Dear Businesses, Are we victims of our own success?
Businesses have one thing in common. Whether they face the public or are buried in obscure and complex supply chains, they succeed or fail by their ability to meet the expectations of clients and customers. A successful business does that seamlessly, without friction. A business that fails consistently (or sometimes only once!) contracts or quietly disappears from the scene. Those left standing make it look so easy. By design.
Customers and clients – us among them! – often don’t recognize how high expectations have become or what it takes, because the layers of detail that lie beneath the delivery of those products and services – details that may be unique to various business concepts, models, sectors, or environments are often hidden from view of all but the closest and most engaged.

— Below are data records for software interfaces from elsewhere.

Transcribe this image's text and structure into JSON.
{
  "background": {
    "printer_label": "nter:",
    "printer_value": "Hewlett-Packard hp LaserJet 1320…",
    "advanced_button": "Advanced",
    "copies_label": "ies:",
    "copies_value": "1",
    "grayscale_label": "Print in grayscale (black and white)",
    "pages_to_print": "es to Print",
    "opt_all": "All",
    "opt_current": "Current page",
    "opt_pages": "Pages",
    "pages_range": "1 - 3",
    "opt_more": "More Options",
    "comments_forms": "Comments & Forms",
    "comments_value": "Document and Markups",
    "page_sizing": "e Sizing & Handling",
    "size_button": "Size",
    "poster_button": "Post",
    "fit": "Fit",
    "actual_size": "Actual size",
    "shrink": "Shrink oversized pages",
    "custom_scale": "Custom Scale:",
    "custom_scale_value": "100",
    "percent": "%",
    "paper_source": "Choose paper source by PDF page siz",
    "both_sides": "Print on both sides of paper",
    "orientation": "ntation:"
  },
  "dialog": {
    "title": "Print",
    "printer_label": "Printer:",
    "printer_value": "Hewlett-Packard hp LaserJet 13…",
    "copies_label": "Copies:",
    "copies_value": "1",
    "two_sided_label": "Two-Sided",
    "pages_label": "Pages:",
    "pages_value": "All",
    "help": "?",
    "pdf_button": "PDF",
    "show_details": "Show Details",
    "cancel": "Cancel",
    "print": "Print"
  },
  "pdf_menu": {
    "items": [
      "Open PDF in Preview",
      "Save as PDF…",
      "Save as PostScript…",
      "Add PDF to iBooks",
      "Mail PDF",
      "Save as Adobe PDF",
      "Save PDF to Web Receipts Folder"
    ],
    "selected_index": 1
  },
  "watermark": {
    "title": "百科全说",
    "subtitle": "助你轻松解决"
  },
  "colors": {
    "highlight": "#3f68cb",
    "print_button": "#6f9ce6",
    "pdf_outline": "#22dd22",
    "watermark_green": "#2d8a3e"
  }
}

It is far easier to identify what is wrong than what is right, what is working smoothly.
Legislators are elected to address competing priorities and concerns. And there are no shortages of grievances, short-term and long-term fears and challenges among voters. Public and private discourse that considers compelling problems are riveting, engaging, and demand the action that successful legislators are poised to provide.
The task at hand

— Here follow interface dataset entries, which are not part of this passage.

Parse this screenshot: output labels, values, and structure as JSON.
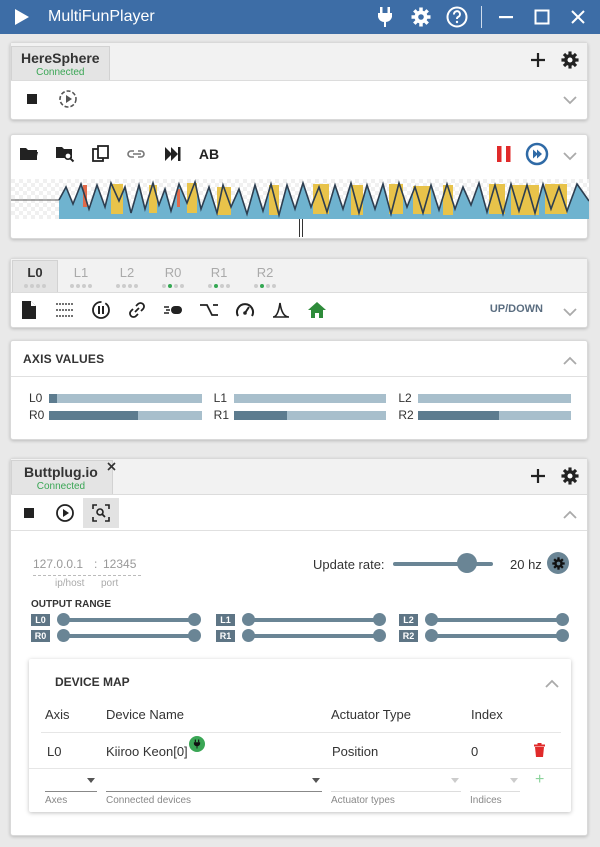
{
  "window": {
    "title": "MultiFunPlayer",
    "accent": "#3d6da6"
  },
  "video_source": {
    "tab_name": "HereSphere",
    "tab_status": "Connected"
  },
  "script": {
    "ab_label": "AB"
  },
  "axis_tabs": [
    {
      "label": "L0",
      "active": true
    },
    {
      "label": "L1",
      "active": false
    },
    {
      "label": "L2",
      "active": false
    },
    {
      "label": "R0",
      "active": false
    },
    {
      "label": "R1",
      "active": false
    },
    {
      "label": "R2",
      "active": false
    }
  ],
  "axis_toolbar": {
    "mode_label": "UP/DOWN"
  },
  "axis_values": {
    "title": "AXIS VALUES",
    "axes": [
      {
        "label": "L0",
        "value": 0.05
      },
      {
        "label": "L1",
        "value": 0.0
      },
      {
        "label": "L2",
        "value": 0.0
      },
      {
        "label": "R0",
        "value": 0.58
      },
      {
        "label": "R1",
        "value": 0.35
      },
      {
        "label": "R2",
        "value": 0.53
      }
    ]
  },
  "output": {
    "tab_name": "Buttplug.io",
    "tab_status": "Connected",
    "ip": "127.0.0.1",
    "port": "12345",
    "ip_hint": "ip/host",
    "port_hint": "port",
    "update_rate_label": "Update rate:",
    "update_rate_value": "20 hz",
    "output_range_title": "OUTPUT RANGE",
    "range_tags": [
      "L0",
      "R0",
      "L1",
      "R1",
      "L2",
      "R2"
    ]
  },
  "device_map": {
    "title": "DEVICE MAP",
    "columns": [
      "Axis",
      "Device Name",
      "Actuator Type",
      "Index"
    ],
    "rows": [
      {
        "axis": "L0",
        "device": "Kiiroo Keon[0]",
        "actuator": "Position",
        "index": "0"
      }
    ],
    "add_labels": [
      "Axes",
      "Connected devices",
      "Actuator types",
      "Indices"
    ],
    "add_symbol": "+"
  }
}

So now, what to do when we see something that we know, with all our experience, is more complicated than it may present on the surface? How to convey these urgent red or yellow flags to an audience that we have succeeded in shielding from our daily realities?
As Colorado Legislators craft and debate solutions that may impose various costs and risks, how can we facilitate the consideration of a full range of variables, visible or hidden, that are critical to understand in order to arrive at reasonably successful outcomes?
Capturing and conveying that information is more critical today than ever before. Citizens today have growing confidence that government offers the most effective solutions on every front yet are often unaware of the risks posed by broad and poorly informed policy.
Revealing what may be hidden
Data is scarce. It is expensive to collect, may not be reliable, and may impose compliance burdens on its sources that we need to recognize and understand. While our state agencies are a resource, vast critical areas are left obscured. This may never change. But systems that allow for feedback loops learn. With persistence, we can seek and discover opportunities even in an environment of public institutions that are slow to change and adapt in a rapidly advancing economy.
The business community is well versed in navigating an uncertain future and recognizes the value of agility in the face of emerging challenges. We should continue to encourage small scale, incremental solutions that impose the least amount of risk and burden and that avoid hindering the learning and discovery that may emerge from diverse sources. We should embrace and encourage collaboration and multiple iterative solutions rather than single broad solutions that require an “all in” mechanism that risks burdening us all with rigid and intractable systems.
An urgent call to businesses
Colorado business owners, you are one of the critical resources capable of making these feedback loops work successfully. While we all acknowledge the imperfect process and institutions, when has a barrier or obstacle ever stopped a determined entrepreneur? We must collaborate and contribute to the process rather than brace for unwise laws, initiatives and detrimental change introduced in our midst.
Today’s challenge is paid family and medical leave and funding our infrastructure in a growing economy. Tomorrow it may be worker retirement security and next, the marginalized workforce from technological advancement and change. Our workforce is frightened of uncertainty and the future for their families. Yet entrepreneurs have families and messy lives too, and no cavalry is coming to our aid. We are the job creators of today and tomorrow. We will be missed if we can’t figure this out. We need to work better together. The stakes are high.